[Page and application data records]
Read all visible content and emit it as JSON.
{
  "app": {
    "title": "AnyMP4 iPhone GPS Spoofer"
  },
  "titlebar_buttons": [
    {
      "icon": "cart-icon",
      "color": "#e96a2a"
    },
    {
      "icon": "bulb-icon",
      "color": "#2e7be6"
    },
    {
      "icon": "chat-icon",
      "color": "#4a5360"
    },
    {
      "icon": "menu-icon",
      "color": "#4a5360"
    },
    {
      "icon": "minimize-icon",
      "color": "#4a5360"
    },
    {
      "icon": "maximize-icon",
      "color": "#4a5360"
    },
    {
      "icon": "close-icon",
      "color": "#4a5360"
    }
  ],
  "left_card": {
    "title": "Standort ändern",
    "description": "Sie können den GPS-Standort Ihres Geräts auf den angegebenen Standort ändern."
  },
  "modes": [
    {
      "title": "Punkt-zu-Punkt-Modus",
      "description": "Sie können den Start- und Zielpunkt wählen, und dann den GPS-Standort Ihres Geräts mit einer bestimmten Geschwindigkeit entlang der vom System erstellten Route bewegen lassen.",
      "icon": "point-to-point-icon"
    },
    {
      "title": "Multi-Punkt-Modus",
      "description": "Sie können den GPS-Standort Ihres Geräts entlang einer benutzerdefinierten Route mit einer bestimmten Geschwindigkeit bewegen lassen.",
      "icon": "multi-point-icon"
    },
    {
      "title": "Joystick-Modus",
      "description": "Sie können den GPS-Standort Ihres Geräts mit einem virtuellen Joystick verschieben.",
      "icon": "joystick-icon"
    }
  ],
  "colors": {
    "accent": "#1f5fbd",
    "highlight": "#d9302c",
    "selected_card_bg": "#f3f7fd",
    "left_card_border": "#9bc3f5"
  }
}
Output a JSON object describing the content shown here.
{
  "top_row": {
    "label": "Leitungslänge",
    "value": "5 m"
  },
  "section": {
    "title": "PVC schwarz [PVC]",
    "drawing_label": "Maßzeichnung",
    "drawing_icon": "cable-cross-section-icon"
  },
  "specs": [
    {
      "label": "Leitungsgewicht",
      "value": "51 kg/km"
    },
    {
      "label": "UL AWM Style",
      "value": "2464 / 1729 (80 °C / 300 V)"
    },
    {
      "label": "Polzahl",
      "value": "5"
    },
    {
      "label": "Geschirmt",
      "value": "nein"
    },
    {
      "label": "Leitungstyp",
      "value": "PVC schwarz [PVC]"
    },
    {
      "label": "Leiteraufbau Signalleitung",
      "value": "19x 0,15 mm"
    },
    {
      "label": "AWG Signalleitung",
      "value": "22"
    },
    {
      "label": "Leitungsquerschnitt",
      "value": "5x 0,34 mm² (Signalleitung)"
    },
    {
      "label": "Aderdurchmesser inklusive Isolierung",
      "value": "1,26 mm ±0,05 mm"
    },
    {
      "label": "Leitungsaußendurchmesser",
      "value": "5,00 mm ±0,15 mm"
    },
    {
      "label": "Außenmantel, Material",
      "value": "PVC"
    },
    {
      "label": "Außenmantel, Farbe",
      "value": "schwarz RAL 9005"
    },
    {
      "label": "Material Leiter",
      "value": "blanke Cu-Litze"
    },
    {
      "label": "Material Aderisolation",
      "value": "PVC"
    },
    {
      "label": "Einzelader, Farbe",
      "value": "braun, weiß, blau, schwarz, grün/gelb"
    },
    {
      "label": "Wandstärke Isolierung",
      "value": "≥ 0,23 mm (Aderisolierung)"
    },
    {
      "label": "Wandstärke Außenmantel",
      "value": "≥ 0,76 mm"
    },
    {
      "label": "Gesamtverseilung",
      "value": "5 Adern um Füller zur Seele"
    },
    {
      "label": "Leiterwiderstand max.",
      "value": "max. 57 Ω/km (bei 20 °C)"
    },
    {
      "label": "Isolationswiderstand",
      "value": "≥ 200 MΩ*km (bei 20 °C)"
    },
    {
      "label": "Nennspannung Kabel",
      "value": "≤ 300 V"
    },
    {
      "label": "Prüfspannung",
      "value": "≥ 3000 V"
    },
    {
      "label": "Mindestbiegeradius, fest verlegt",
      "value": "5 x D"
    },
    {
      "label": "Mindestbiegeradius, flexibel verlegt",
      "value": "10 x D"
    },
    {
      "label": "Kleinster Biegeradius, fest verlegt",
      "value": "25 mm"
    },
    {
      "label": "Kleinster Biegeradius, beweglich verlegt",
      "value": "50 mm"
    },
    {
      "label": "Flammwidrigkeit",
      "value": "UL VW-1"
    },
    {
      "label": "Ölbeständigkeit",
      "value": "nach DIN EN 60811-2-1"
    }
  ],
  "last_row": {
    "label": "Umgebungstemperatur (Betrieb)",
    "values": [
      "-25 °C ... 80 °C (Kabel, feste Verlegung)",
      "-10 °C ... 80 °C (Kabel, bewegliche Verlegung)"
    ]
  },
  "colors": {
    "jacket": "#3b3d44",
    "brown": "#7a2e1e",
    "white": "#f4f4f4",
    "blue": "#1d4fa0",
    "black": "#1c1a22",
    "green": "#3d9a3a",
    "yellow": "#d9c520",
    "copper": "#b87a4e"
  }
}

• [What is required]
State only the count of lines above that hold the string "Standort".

• [Solution to this task]
5